Exercise instructions » Take every line from the listing below that contains "Boss".
══ Records for the exercise
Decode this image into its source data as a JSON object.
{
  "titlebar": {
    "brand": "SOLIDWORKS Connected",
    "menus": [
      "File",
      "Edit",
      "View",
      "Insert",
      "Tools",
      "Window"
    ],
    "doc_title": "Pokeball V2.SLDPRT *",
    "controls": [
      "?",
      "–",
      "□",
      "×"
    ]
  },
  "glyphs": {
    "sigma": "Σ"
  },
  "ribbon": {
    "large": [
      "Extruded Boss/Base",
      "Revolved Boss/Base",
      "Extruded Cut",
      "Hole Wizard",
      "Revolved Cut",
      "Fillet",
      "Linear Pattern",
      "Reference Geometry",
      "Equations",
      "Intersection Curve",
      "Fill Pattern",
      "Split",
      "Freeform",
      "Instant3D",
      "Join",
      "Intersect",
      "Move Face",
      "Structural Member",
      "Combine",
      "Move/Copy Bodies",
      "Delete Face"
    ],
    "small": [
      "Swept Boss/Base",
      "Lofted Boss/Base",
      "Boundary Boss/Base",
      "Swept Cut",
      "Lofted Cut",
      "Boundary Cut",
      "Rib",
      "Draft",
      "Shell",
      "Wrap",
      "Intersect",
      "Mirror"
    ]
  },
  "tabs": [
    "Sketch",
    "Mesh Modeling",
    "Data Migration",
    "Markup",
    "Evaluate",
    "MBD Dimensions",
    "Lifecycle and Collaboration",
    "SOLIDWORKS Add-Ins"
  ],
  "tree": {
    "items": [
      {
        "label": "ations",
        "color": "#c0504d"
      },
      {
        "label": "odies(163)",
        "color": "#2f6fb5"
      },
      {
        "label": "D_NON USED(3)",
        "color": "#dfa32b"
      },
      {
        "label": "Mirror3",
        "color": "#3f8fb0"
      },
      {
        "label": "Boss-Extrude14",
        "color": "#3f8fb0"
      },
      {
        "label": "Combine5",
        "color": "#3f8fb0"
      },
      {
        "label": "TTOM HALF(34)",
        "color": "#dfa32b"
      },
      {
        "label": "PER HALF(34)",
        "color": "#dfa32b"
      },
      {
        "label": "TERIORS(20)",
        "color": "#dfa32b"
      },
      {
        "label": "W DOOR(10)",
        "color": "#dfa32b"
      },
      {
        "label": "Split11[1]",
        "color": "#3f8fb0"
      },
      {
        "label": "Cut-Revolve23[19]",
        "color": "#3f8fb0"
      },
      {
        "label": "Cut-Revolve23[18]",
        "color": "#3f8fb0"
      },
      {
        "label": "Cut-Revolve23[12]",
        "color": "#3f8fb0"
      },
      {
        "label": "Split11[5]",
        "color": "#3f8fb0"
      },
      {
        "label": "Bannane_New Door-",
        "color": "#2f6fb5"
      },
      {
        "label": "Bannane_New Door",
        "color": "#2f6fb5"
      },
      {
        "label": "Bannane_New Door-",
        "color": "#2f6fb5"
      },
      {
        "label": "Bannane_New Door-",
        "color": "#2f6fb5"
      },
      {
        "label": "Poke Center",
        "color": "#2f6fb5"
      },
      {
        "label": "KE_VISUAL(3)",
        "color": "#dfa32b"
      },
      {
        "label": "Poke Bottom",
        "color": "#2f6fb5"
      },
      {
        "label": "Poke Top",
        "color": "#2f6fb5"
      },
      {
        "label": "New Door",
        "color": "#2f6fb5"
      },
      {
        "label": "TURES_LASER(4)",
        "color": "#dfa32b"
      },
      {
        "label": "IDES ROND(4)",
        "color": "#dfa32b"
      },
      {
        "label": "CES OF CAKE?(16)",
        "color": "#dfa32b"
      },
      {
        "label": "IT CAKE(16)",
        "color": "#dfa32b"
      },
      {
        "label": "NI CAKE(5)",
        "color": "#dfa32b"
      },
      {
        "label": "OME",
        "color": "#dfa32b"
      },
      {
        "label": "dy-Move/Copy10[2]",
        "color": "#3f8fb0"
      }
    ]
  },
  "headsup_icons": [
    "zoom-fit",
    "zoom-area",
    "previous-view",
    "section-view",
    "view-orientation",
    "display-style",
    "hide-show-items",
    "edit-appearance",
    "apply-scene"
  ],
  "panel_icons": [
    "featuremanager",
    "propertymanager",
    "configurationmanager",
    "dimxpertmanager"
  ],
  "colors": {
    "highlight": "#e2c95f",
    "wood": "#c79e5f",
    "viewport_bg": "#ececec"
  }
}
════
Your solution »
      "Extruded Boss/Base",
      "Revolved Boss/Base",
      "Swept Boss/Base",
      "Lofted Boss/Base",
      "Boundary Boss/Base",
        "label": "Boss-Extrude14",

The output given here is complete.